updated 9/8/2007 2:20:03 AM ET 2007-09-08T06:20:03

In a year when Republican presidential candidates have aggressively courted the GOP right, Gov. Arnold Schwarzenegger warned that the party faces a perilous future if it continues to surrender the political center.

  1. Other political news of note
    1. Animated Boehner: 'There's nothing complex about the Keystone Pipeline!'

      House Speaker John Boehner became animated Tuesday over the proposed Keystone Pipeline, castigating the Obama administration for not having approved the project yet.

    2. Budget deficits shrinking but set to grow after 2015
    3. Senate readies another volley on unemployment aid
    4. Obama faces Syria standstill
    5. Fluke files to run in California

“Our party has lost the middle and we will not regain true political power in California until we get it back,” the celebrity governor told hundreds of Republicans at a state party convention Friday.

“The California Republican Party should be a right-of-center party that occupies the broad middle of California. That is a lush, green, abandoned political space,” he said. “It can be ours.”

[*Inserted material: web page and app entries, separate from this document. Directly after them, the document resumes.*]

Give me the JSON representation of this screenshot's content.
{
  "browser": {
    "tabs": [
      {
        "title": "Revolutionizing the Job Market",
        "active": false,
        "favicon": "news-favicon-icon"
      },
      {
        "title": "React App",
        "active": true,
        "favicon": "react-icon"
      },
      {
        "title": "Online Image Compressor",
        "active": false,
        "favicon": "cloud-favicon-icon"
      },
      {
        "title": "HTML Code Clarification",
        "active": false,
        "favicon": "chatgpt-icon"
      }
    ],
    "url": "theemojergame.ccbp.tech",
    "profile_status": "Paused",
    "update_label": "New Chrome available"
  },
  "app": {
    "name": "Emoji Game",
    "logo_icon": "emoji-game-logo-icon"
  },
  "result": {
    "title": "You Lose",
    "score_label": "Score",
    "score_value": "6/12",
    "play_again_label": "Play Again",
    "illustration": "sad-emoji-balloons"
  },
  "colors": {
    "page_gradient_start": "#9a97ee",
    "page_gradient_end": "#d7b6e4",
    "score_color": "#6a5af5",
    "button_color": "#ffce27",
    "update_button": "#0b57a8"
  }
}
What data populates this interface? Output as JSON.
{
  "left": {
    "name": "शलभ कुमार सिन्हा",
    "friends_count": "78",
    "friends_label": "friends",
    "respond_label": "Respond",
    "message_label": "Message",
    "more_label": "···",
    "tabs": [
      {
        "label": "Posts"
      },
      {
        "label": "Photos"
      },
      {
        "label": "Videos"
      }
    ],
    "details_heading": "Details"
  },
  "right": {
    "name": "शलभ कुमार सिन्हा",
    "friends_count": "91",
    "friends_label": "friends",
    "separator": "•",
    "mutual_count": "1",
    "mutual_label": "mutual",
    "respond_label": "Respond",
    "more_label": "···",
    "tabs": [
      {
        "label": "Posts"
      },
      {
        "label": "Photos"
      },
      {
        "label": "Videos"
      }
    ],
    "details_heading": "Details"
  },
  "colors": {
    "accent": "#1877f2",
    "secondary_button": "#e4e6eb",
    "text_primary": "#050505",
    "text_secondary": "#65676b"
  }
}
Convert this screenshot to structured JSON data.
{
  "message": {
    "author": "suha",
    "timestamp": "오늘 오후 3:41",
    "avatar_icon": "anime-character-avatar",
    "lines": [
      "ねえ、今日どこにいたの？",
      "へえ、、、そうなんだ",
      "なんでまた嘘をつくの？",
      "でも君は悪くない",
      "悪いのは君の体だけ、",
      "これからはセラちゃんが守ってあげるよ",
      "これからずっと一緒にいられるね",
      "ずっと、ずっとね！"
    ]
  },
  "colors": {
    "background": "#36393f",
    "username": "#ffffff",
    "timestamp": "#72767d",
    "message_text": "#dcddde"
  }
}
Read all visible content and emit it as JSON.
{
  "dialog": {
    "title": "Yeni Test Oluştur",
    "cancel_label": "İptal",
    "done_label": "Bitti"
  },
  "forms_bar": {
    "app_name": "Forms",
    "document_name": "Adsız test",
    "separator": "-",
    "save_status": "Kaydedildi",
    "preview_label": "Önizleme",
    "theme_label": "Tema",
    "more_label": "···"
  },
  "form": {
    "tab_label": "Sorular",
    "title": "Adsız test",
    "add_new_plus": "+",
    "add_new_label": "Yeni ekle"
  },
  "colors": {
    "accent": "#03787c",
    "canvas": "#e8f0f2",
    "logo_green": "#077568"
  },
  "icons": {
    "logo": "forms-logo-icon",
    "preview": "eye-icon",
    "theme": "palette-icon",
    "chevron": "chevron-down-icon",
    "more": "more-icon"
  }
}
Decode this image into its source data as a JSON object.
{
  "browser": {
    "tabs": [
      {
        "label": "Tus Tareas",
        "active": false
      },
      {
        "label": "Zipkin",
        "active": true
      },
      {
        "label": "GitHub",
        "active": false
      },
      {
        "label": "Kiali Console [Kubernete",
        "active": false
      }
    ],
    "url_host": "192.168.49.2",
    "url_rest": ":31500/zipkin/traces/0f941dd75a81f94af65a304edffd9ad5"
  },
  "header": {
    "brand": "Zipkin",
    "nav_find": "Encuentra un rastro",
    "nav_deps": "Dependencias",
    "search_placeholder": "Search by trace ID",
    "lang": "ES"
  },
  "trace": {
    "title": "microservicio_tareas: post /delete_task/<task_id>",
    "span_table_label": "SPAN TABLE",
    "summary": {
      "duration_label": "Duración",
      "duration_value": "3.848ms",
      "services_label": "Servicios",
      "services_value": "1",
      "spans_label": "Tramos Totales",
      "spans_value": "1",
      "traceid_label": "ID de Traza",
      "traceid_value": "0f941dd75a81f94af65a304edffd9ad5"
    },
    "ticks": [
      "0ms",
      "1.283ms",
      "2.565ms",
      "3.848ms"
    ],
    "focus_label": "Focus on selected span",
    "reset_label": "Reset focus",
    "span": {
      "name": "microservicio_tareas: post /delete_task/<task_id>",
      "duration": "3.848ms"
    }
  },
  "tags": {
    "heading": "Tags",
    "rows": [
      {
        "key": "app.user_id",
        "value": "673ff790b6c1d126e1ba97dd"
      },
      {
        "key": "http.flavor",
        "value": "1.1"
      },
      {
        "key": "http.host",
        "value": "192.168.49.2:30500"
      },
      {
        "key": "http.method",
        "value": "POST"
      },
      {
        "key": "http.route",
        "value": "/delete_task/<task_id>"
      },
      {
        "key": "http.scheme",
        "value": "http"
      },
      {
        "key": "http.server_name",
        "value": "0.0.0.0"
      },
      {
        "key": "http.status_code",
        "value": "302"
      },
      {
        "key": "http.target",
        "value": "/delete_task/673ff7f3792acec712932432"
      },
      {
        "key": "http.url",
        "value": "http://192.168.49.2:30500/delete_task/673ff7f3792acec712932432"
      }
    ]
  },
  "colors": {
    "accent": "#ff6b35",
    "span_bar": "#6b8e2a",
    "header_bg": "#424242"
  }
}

The state party’s percentage of voter registration has been shrinking, and to reverse it the party must tackle issues with broad public appeal, like climate change and building highways, railroads and tunnels, he said. In an apparent reference to abortion and other social issues that often divide the party, he said members must be accepting of those with other views while not abandoning “who we are.”

He said he wanted the party to be welcoming to independents — the fastest growing voter group in California. He said the party should open up its February presidential primary to independent voters — an issue that could come up during the convention.

In a year when many polls show Democrats holding an advantage heading into 2008, it was clear the governor intended his message to have national relevance.

Schwarzenegger recently proposed distilling the state GOP platform — the party’s statement of core values — into as little as a single page focusing on lowering taxes, limiting the size of government and building a strong national defense. That proposal, in a letter to party members, made no mention of abortion, gay marriage or other social issues.

© 2013 The Associated Press. All rights reserved. This material may not be published, broadcast, rewritten or redistributed.

Discuss:

Discussion comments

,

Most active discussions

  1. votes comments
  2. votes comments
  3. votes comments
  4. votes comments